● Assignment
Where a line of the listing below includes the word "post", reproduce that line.

● Provided material

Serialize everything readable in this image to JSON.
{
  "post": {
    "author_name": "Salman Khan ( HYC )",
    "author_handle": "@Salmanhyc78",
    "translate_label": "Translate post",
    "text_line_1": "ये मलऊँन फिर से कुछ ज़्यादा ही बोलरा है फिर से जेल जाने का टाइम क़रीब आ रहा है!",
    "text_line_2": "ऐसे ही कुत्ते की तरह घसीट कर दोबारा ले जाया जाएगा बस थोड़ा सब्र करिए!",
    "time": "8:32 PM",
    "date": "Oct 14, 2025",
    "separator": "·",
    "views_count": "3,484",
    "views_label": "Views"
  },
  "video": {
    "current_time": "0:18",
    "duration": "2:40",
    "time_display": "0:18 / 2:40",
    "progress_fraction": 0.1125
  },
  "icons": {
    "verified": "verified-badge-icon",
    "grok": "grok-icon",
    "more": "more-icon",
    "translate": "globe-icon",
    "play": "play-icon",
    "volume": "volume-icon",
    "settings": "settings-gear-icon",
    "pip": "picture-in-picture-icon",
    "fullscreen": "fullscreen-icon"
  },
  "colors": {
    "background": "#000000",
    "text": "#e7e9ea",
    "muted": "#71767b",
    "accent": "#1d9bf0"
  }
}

● Response
  "post": {
    "translate_label": "Translate post",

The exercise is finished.